  • The Isle of Bute is a microcosm of Scotland's physical and social history. Its bisection by the Highland Boundary Fault creates both Highland and Lowland characteristics. The combination of sedimentary and igneous geologies produces not only topographic variety but also provides a range of raw materials for building industry and agriculture.
  • The island's natural resources and mild climate made Bute an attractive site for human occupation.
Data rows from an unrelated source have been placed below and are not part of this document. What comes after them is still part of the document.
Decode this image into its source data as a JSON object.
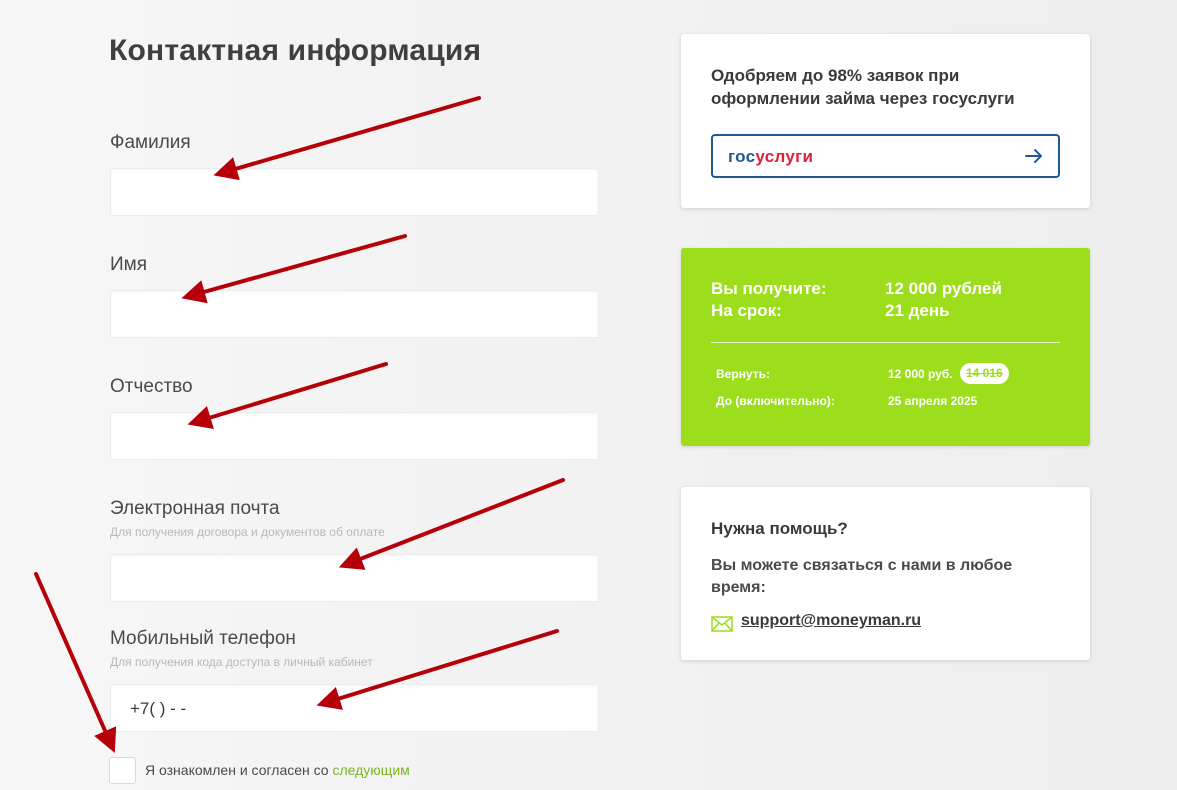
{
  "page_title": "Контактная информация",
  "form": {
    "last_name_label": "Фамилия",
    "first_name_label": "Имя",
    "middle_name_label": "Отчество",
    "email_label": "Электронная почта",
    "email_hint": "Для получения договора и документов об оплате",
    "phone_label": "Мобильный телефон",
    "phone_hint": "Для получения кода доступа в личный кабинет",
    "phone_value": "+7(   )   -  -",
    "agree_text": "Я ознакомлен и согласен со",
    "agree_link": "следующим"
  },
  "gosuslugi_card": {
    "text": "Одобряем до 98% заявок при оформлении займа через госуслуги",
    "logo_part1": "гос",
    "logo_part2": "услуги",
    "arrow_icon": "arrow-right-icon",
    "brand_blue": "#1f5a96",
    "brand_red": "#e0203b"
  },
  "loan_card": {
    "color": "#9cdd1c",
    "receive_label": "Вы получите:",
    "receive_value": "12 000 рублей",
    "term_label": "На срок:",
    "term_value": "21 день",
    "return_label": "Вернуть:",
    "return_value": "12 000 руб.",
    "return_old": "14 016",
    "due_label": "До (включительно):",
    "due_value": "25 апреля 2025"
  },
  "help_card": {
    "title": "Нужна помощь?",
    "text": "Вы можете связаться с нами в любое время:",
    "email": "support@moneyman.ru",
    "mail_icon": "envelope-icon"
  }
}
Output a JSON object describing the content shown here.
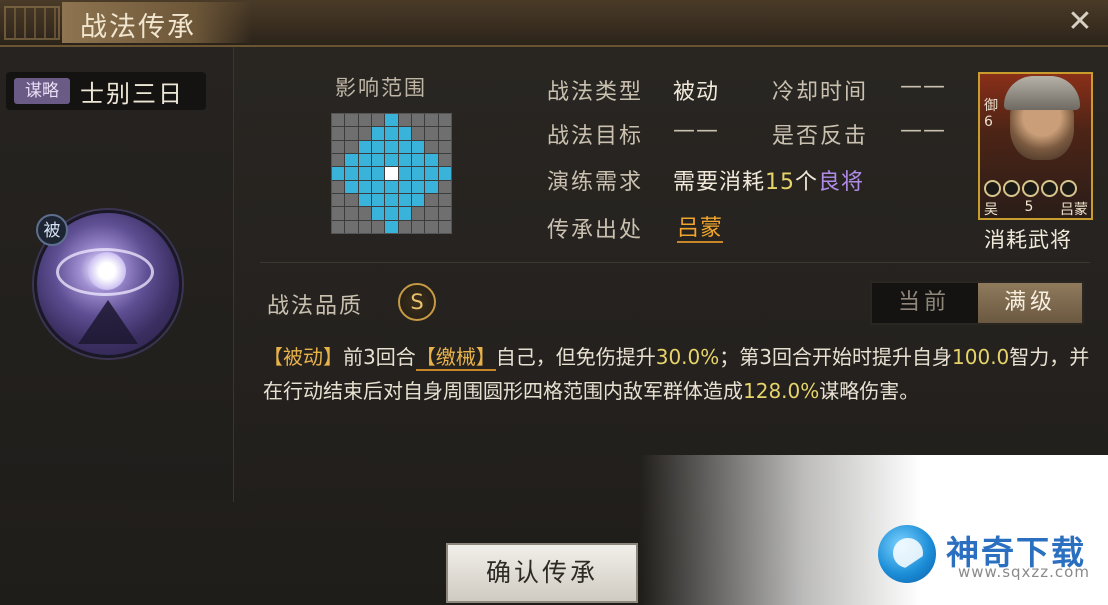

Human influences, therefore, span over 5 millennia and the resultant heritage of settlement agriculture, ritual, religious and martial activities is complex and multi-layered.
  • Bute was an important religious centre and its connection to the Royalty of Scotland since medieval times has also been influential: 'Duke of Rothesay' remains the Scottish peerage title for H.R.H. Prince Charles (Heir to the UK throne). The dynastic succession of Stuarts since the 13th century, and including 7 Marquises, has resulted in careful custodianship of the island with extensive estate influence in all aspects of island life, but particularly in landuse patterns and architecture.
  • Bute's accessibility and proximity to Glasgow has encouraged its development as the Victorian holiday isle which has resulted in a remarkable assemblage of architecture in Rothesay, Ascog and Port Bannatyne, now Scotland's longest Outstanding Conservation Area.
  • This combination of influences within such a discrete area has created a cultural resource which is unique in its diversity for not just any Scottish Island, but arguably for any other portion of land of equivalent size in Scotland or indeed in the UK.

The information presented herein has been adapted from part of an extensive Planning Study financed primarily by the Heritage Lottery Fund whose support for a comprehensive survey of the Isle of Bute, through its Landscape Partnership Scheme, is hereby gratefully acknowledged.